Students must know their PIN number to use INSITE. If you do not know your PIN number, you should contact the Registrar's Office, Franklin Hall, Room 100. The address for INSITE is

Grades from the faculty for the spring semester are due on Monday, June 5. The grade board will also indicate if a faculty member has been granted an extension for cause in submitting grades.


At Noon on Tuesday, April 18, Dean Aman will present the Leon Wallace Teaching Award for outstanding teaching. In addition, PILF will present the Leonard D. Fromm Public Interest Award to a faculty member for his or her role in advancing the public interest. Both award presentations will occur in the first floor lobby at Noon. All students, faculty and staff are invited to the ceremony honoring the recipients of these two awards.

If you are doing a B 710 this summer with Dean Robel, and you did not attend last week's informational meeting on the B 710 academic requirements, please plan to attend on Thursday, April 20, at 12:15 p.m. in the Moot Court Room.

Attention 1Ls & 2Ls! Want to Help with the Graduation Party? Free Food and Drinks While Earning Money! Friday, May 5, 6:30 p.m. to 1:00 a.m. Please contact Bridget Kaufman in the Law Library Offices to sign up.

Plans are underway to place in each classroom a selection of pictures of graduates of the Law School that will reflect the diversity of our graduates and our student body. This project, started with the help of the Feminist Law Forum in the fall, will include a selection of early and mid-career alums holding prominent positions throughout the world. Each picture will be accompanied by information identifying the individual and his or her work. It is anticipated that these photos will be changed every few years to include more recent graduates and their achievements.
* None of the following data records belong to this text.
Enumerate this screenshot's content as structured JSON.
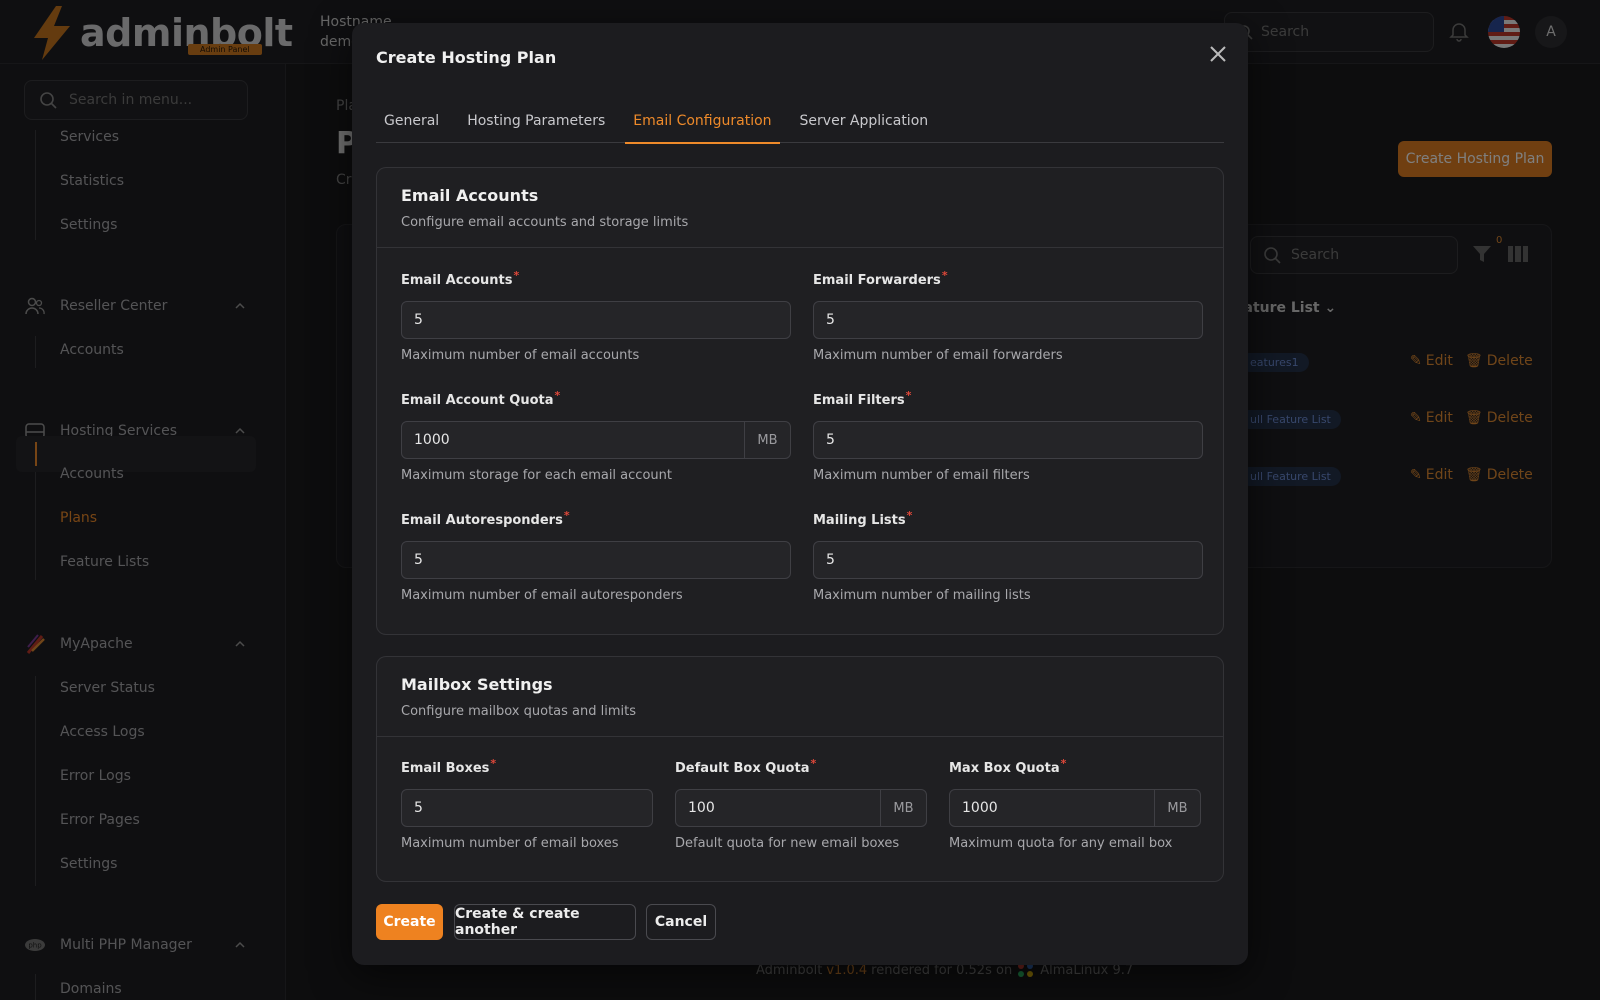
{
  "app": {
    "logo_text": "adminbolt",
    "logo_sub": "Admin Panel",
    "hostname_label": "Hostname",
    "hostname_value": "demo",
    "search_placeholder": "Search",
    "avatar_initial": "A"
  },
  "sidebar": {
    "search_placeholder": "Search in menu...",
    "items_top": [
      "Services",
      "Statistics",
      "Settings"
    ],
    "groups": [
      {
        "label": "Reseller Center",
        "icon": "users-icon",
        "items": [
          "Accounts"
        ]
      },
      {
        "label": "Hosting Services",
        "icon": "server-icon",
        "items": [
          "Accounts",
          "Plans",
          "Feature Lists"
        ],
        "active": "Plans"
      },
      {
        "label": "MyApache",
        "icon": "feather-icon",
        "items": [
          "Server Status",
          "Access Logs",
          "Error Logs",
          "Error Pages",
          "Settings"
        ]
      },
      {
        "label": "Multi PHP Manager",
        "icon": "php-icon",
        "items": [
          "Domains"
        ]
      }
    ]
  },
  "background": {
    "breadcrumb": "Pla",
    "title": "P",
    "subtitle": "Cr",
    "create_button": "Create Hosting Plan",
    "table_search_placeholder": "Search",
    "filter_count": "0",
    "column_header": "eature List",
    "rows": [
      {
        "badge": "eatures1",
        "edit": "Edit",
        "delete": "Delete"
      },
      {
        "badge": "ull Feature List",
        "edit": "Edit",
        "delete": "Delete"
      },
      {
        "badge": "ull Feature List",
        "edit": "Edit",
        "delete": "Delete"
      }
    ],
    "footer": {
      "brand": "Adminbolt",
      "version": "v1.0.4",
      "rendered": "rendered for 0.52s on",
      "os": "AlmaLinux 9.7"
    }
  },
  "modal": {
    "title": "Create Hosting Plan",
    "tabs": [
      "General",
      "Hosting Parameters",
      "Email Configuration",
      "Server Application"
    ],
    "active_tab": "Email Configuration",
    "email_accounts_section": {
      "title": "Email Accounts",
      "description": "Configure email accounts and storage limits",
      "fields": {
        "email_accounts": {
          "label": "Email Accounts",
          "value": "5",
          "help": "Maximum number of email accounts"
        },
        "email_forwarders": {
          "label": "Email Forwarders",
          "value": "5",
          "help": "Maximum number of email forwarders"
        },
        "email_account_quota": {
          "label": "Email Account Quota",
          "value": "1000",
          "unit": "MB",
          "help": "Maximum storage for each email account"
        },
        "email_filters": {
          "label": "Email Filters",
          "value": "5",
          "help": "Maximum number of email filters"
        },
        "email_autoresponders": {
          "label": "Email Autoresponders",
          "value": "5",
          "help": "Maximum number of email autoresponders"
        },
        "mailing_lists": {
          "label": "Mailing Lists",
          "value": "5",
          "help": "Maximum number of mailing lists"
        }
      }
    },
    "mailbox_section": {
      "title": "Mailbox Settings",
      "description": "Configure mailbox quotas and limits",
      "fields": {
        "email_boxes": {
          "label": "Email Boxes",
          "value": "5",
          "help": "Maximum number of email boxes"
        },
        "default_box_quota": {
          "label": "Default Box Quota",
          "value": "100",
          "unit": "MB",
          "help": "Default quota for new email boxes"
        },
        "max_box_quota": {
          "label": "Max Box Quota",
          "value": "1000",
          "unit": "MB",
          "help": "Maximum quota for any email box"
        }
      }
    },
    "buttons": {
      "create": "Create",
      "create_another": "Create & create another",
      "cancel": "Cancel"
    }
  },
  "colors": {
    "accent": "#ee8a2a",
    "background": "#1b1b1d",
    "required": "#e0483a"
  }
}
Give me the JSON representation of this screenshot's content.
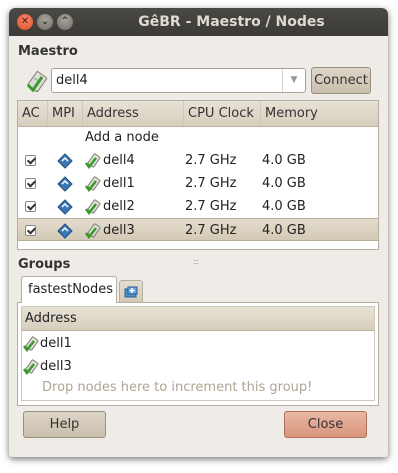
{
  "window": {
    "title": "GêBR - Maestro / Nodes",
    "close_glyph": "✕",
    "minimize_glyph": "⌄",
    "maximize_glyph": "⌃"
  },
  "maestro": {
    "section_label": "Maestro",
    "icon": "server-icon",
    "host_value": "dell4",
    "connect_label": "Connect"
  },
  "nodes": {
    "columns": [
      "AC",
      "MPI",
      "Address",
      "CPU Clock",
      "Memory"
    ],
    "add_node_label": "Add a node",
    "rows": [
      {
        "ac": true,
        "mpi": true,
        "address": "dell4",
        "cpu": "2.7 GHz",
        "memory": "4.0 GB",
        "selected": false
      },
      {
        "ac": true,
        "mpi": true,
        "address": "dell1",
        "cpu": "2.7 GHz",
        "memory": "4.0 GB",
        "selected": false
      },
      {
        "ac": true,
        "mpi": true,
        "address": "dell2",
        "cpu": "2.7 GHz",
        "memory": "4.0 GB",
        "selected": false
      },
      {
        "ac": true,
        "mpi": true,
        "address": "dell3",
        "cpu": "2.7 GHz",
        "memory": "4.0 GB",
        "selected": true
      }
    ]
  },
  "groups": {
    "section_label": "Groups",
    "tab_label": "fastestNodes",
    "column_header": "Address",
    "members": [
      "dell1",
      "dell3"
    ],
    "drop_hint": "Drop nodes here to increment this group!"
  },
  "footer": {
    "help_label": "Help",
    "close_label": "Close"
  },
  "colors": {
    "titlebar": "#3b3a36",
    "window_bg": "#efebe7",
    "selected_row": "#d3c9b6",
    "close_button": "#d9957c"
  }
}
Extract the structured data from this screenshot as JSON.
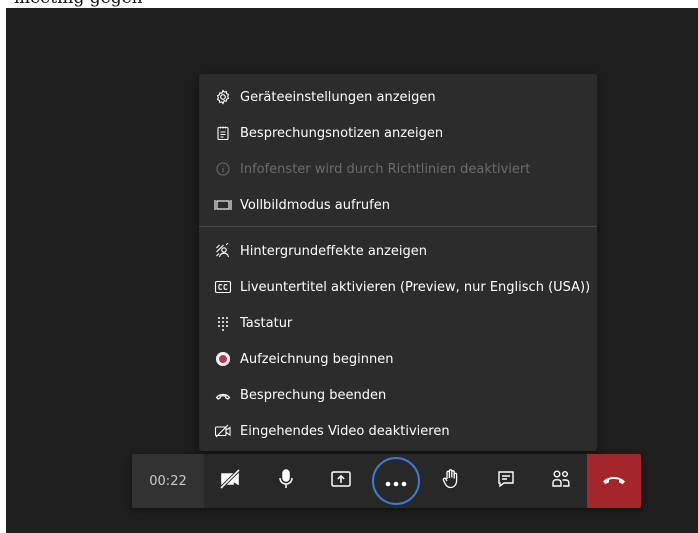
{
  "caption": "meeting gegen",
  "menu": {
    "items": [
      {
        "label": "Geräteeinstellungen anzeigen",
        "icon": "gear-icon"
      },
      {
        "label": "Besprechungsnotizen anzeigen",
        "icon": "notes-icon"
      },
      {
        "label": "Infofenster wird durch Richtlinien deaktiviert",
        "icon": "info-icon",
        "disabled": true
      },
      {
        "label": "Vollbildmodus aufrufen",
        "icon": "fullscreen-icon"
      },
      {
        "label": "Hintergrundeffekte anzeigen",
        "icon": "background-effects-icon"
      },
      {
        "label": "Liveuntertitel aktivieren (Preview, nur Englisch (USA))",
        "icon": "closed-captions-icon"
      },
      {
        "label": "Tastatur",
        "icon": "keypad-icon"
      },
      {
        "label": "Aufzeichnung beginnen",
        "icon": "record-icon"
      },
      {
        "label": "Besprechung beenden",
        "icon": "end-call-icon"
      },
      {
        "label": "Eingehendes Video deaktivieren",
        "icon": "video-off-icon"
      }
    ]
  },
  "toolbar": {
    "timer": "00:22",
    "buttons": [
      "camera-off-icon",
      "microphone-icon",
      "share-screen-icon",
      "more-options-icon",
      "raise-hand-icon",
      "chat-icon",
      "participants-icon",
      "hang-up-icon"
    ]
  },
  "colors": {
    "accent": "#3a7bd5",
    "leave": "#a4262c",
    "record": "#c4314b"
  }
}
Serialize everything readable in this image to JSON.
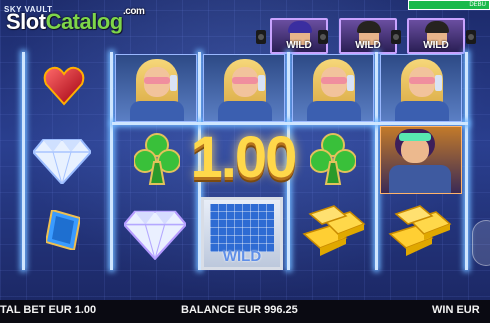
{
  "header": {
    "game_name": "SKY VAULT",
    "logo_text_slot": "Slot",
    "logo_text_catalog": "Catalog",
    "logo_domain": ".com",
    "debug_label": "DEBU"
  },
  "top_wilds": [
    {
      "label": "WILD"
    },
    {
      "label": "WILD"
    },
    {
      "label": "WILD"
    }
  ],
  "reels": {
    "row1": [
      "ruby-heart",
      "woman-blonde",
      "woman-blonde",
      "woman-blonde",
      "woman-blonde"
    ],
    "row2": [
      "diamond",
      "clubs",
      "clubs",
      "clubs",
      "woman-goggles"
    ],
    "row3": [
      "blue-gem",
      "diamond",
      "blueprint-wild",
      "gold-bars",
      "gold-bars"
    ]
  },
  "blueprint_wild_label": "WILD",
  "win_display": "1.00",
  "colors": {
    "neon_line": "#cfe6ff",
    "win_gold": "#ffd84a",
    "debug_green": "#19b94a"
  },
  "bottom_bar": {
    "total_bet": "TAL BET EUR 1.00",
    "balance": "BALANCE EUR 996.25",
    "win": "WIN EUR"
  }
}
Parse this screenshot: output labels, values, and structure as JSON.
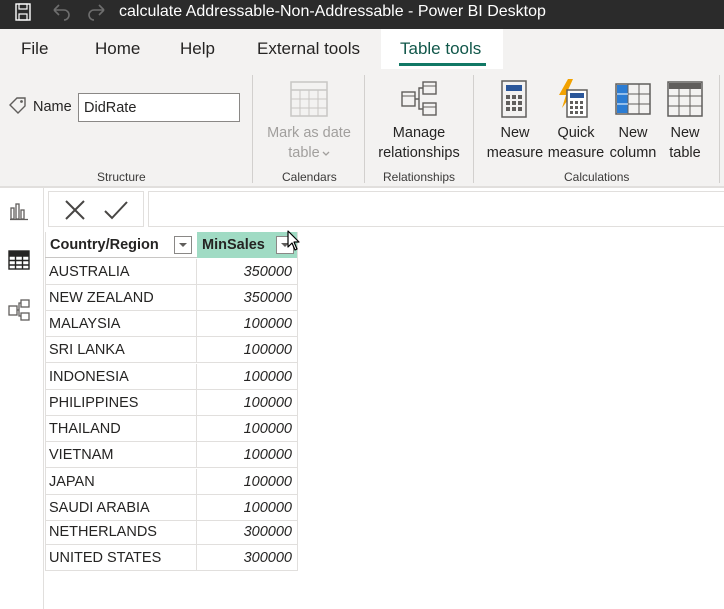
{
  "window": {
    "title": "calculate Addressable-Non-Addressable - Power BI Desktop"
  },
  "menu": {
    "items": [
      {
        "label": "File"
      },
      {
        "label": "Home"
      },
      {
        "label": "Help"
      },
      {
        "label": "External tools"
      },
      {
        "label": "Table tools"
      }
    ]
  },
  "ribbon": {
    "structure": {
      "name_label": "Name",
      "name_value": "DidRate",
      "group_label": "Structure"
    },
    "calendars": {
      "mark_as_date_line1": "Mark as date",
      "mark_as_date_line2": "table",
      "group_label": "Calendars"
    },
    "relationships": {
      "manage_line1": "Manage",
      "manage_line2": "relationships",
      "group_label": "Relationships"
    },
    "calculations": {
      "new_measure_line1": "New",
      "new_measure_line2": "measure",
      "quick_measure_line1": "Quick",
      "quick_measure_line2": "measure",
      "new_column_line1": "New",
      "new_column_line2": "column",
      "new_table_line1": "New",
      "new_table_line2": "table",
      "group_label": "Calculations"
    }
  },
  "colors": {
    "accent": "#117865",
    "selected_column": "#a0dbc4",
    "titlebar": "#2b2b2b"
  },
  "grid": {
    "columns": [
      "Country/Region",
      "MinSales"
    ],
    "rows": [
      {
        "country": "AUSTRALIA",
        "min_sales": "350000"
      },
      {
        "country": "NEW ZEALAND",
        "min_sales": "350000"
      },
      {
        "country": "MALAYSIA",
        "min_sales": "100000"
      },
      {
        "country": "SRI LANKA",
        "min_sales": "100000"
      },
      {
        "country": "INDONESIA",
        "min_sales": "100000"
      },
      {
        "country": "PHILIPPINES",
        "min_sales": "100000"
      },
      {
        "country": "THAILAND",
        "min_sales": "100000"
      },
      {
        "country": "VIETNAM",
        "min_sales": "100000"
      },
      {
        "country": "JAPAN",
        "min_sales": "100000"
      },
      {
        "country": "SAUDI ARABIA",
        "min_sales": "100000"
      },
      {
        "country": "NETHERLANDS",
        "min_sales": "300000"
      },
      {
        "country": "UNITED STATES",
        "min_sales": "300000"
      }
    ]
  }
}
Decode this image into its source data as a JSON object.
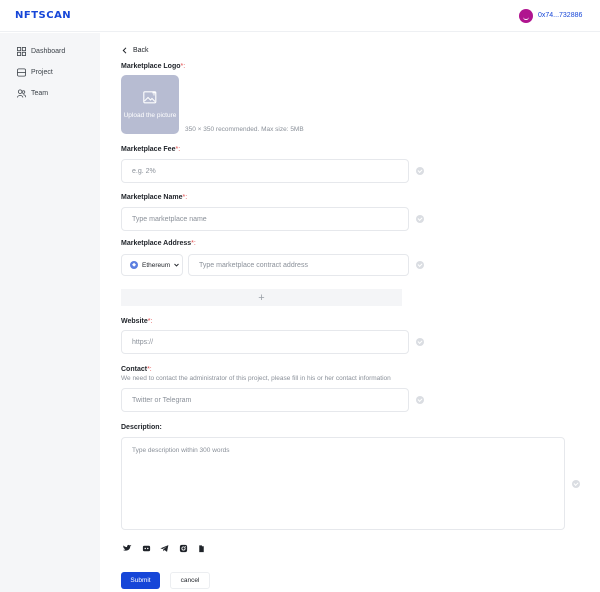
{
  "header": {
    "logo": "NFTSCAN",
    "wallet_address": "0x74...732886"
  },
  "sidebar": {
    "items": [
      {
        "label": "Dashboard",
        "icon": "dashboard-icon"
      },
      {
        "label": "Project",
        "icon": "project-icon"
      },
      {
        "label": "Team",
        "icon": "team-icon"
      }
    ]
  },
  "form": {
    "back_label": "Back",
    "logo": {
      "label": "Marketplace Logo",
      "required_mark": "*:",
      "upload_text": "Upload the picture",
      "hint": "350 × 350 recommended. Max size: 5MB"
    },
    "fee": {
      "label": "Marketplace Fee",
      "required_mark": "*:",
      "placeholder": "e.g. 2%"
    },
    "name": {
      "label": "Marketplace Name",
      "required_mark": "*:",
      "placeholder": "Type marketplace name"
    },
    "address": {
      "label": "Marketplace Address",
      "required_mark": "*:",
      "chain": "Ethereum",
      "placeholder": "Type  marketplace contract address",
      "add_symbol": "+"
    },
    "website": {
      "label": "Website",
      "required_mark": "*:",
      "placeholder": "https://"
    },
    "contact": {
      "label": "Contact",
      "required_mark": "*:",
      "hint": "We need to contact the administrator of this project, please fill in his or her contact information",
      "placeholder": "Twitter or Telegram"
    },
    "description": {
      "label": "Description:",
      "placeholder": "Type description within 300 words"
    },
    "social_icons": [
      "twitter-icon",
      "discord-icon",
      "telegram-icon",
      "instagram-icon",
      "medium-icon"
    ],
    "submit_label": "Submit",
    "cancel_label": "cancel"
  },
  "colors": {
    "brand": "#1646d8",
    "required": "#e24a4a",
    "upload_bg": "#b7bcd2",
    "sidebar_bg": "#f5f6f8"
  }
}
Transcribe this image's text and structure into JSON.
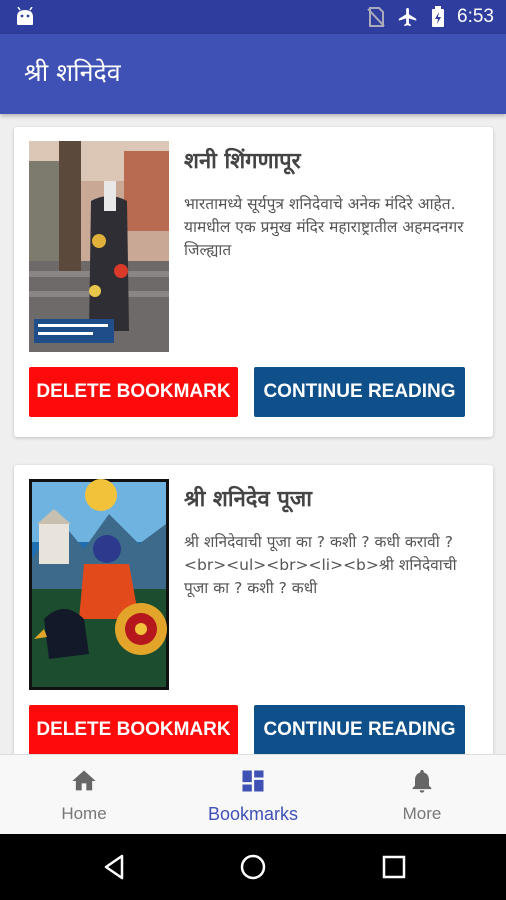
{
  "status_bar": {
    "time": "6:53"
  },
  "app_bar": {
    "title": "श्री शनिदेव"
  },
  "cards": [
    {
      "title": "शनी शिंगणापूर",
      "description": "भारतामध्ये सूर्यपुत्र शनिदेवाचे अनेक मंदिरे आहेत. यामधील एक प्रमुख मंदिर महाराष्ट्रातील अहमदनगर जिल्ह्यात",
      "delete_label": "DELETE BOOKMARK",
      "continue_label": "CONTINUE READING"
    },
    {
      "title": "श्री शनिदेव पूजा",
      "description": "श्री शनिदेवाची पूजा का ? कशी ? कधी करावी ?<br><ul><br><li><b>श्री शनिदेवाची पूजा का ? कशी ? कधी",
      "delete_label": "DELETE BOOKMARK",
      "continue_label": "CONTINUE READING"
    }
  ],
  "bottom_nav": {
    "items": [
      {
        "label": "Home",
        "icon": "home-icon",
        "active": false
      },
      {
        "label": "Bookmarks",
        "icon": "dashboard-icon",
        "active": true
      },
      {
        "label": "More",
        "icon": "bell-icon",
        "active": false
      }
    ]
  },
  "colors": {
    "status_bar": "#2f3e9e",
    "app_bar": "#3f51b5",
    "delete_button": "#fd0a0a",
    "continue_button": "#10508a",
    "active_nav": "#3f51b5"
  }
}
The first groupings of these photos will be hung in the classrooms this summer. Comments and questions are welcome.

As the semester winds down and as we prepare to be bombarded by visits from relatives for graduation, we often do not get to spend time with the friends made at IU. The Class of 2000 Fund Raising Committee invites members of the Class of 2000 to join us for a Wine & Cheese Social on Wednesday, April 19 from 5:30 p.m. to 7:00 p.m.

Plan to join with your classmates on the Patio of the Law School, or in the event of inclement weather, in the Faculty Lounge (Room 310). If you have any questions, please feel free to contact the Class of 2000 Fund Raising Committee Members (Brian Bailey, Jessica Proctor Barth, Phil Berenz, Pavita Hanspal, Theresa Hill, Amy Hurley, Angela Karras, Mariah Moran, Sandra Perry, Kristi Prutow, and Andrea Unzicker) or Amanda Burnham in the Office of Development and Alumni Relations (Room 300).

To schedule classrooms in the law building, send email to bl-law-events (for Outlook users) or bl-events-law@ (for non-Outlook users). Please include date and time of event, length of time room will be needed, classroom requested and number of people attending event. Requests should be sent at least one week prior to event and include name of person requesting, organization planning the event and an email address. Confirmations will be sent by reply email.

Requests for AV services may be sent to Beth at Please include the name of your group and the e-mail address of the contact person, a description of what you want to do, and the date, location, starting time and duration of the event. Requests must be made at least 48 hours in advance and will be confirmed by email.


Tuesday, April 18, Wallace & PILF Award Presentations, Law School Lobby, Noon.

Wednesday, April 17, Class of 2000 Wine & Cheese Social, Patio, 5:30 p.m.

Thursday, April 20, B710 Meeting with Dean Robel, Moot Court Room, 12:15 p.m.

ILA: To be included on the email distribution list, please send your address to Paper copies are available upon request or in the student area of the law school. Information is also posted at

Submissions: Information and articles for the ILA should be submitted by Thursday at 10 a.m. for inclusion in Monday's edition. Please email all submissions to

Letters to the Editor: Letters should be submitted Wednesday at 5 p.m. for possible inclusion in Monday's issue.

Updated: 14 April 2000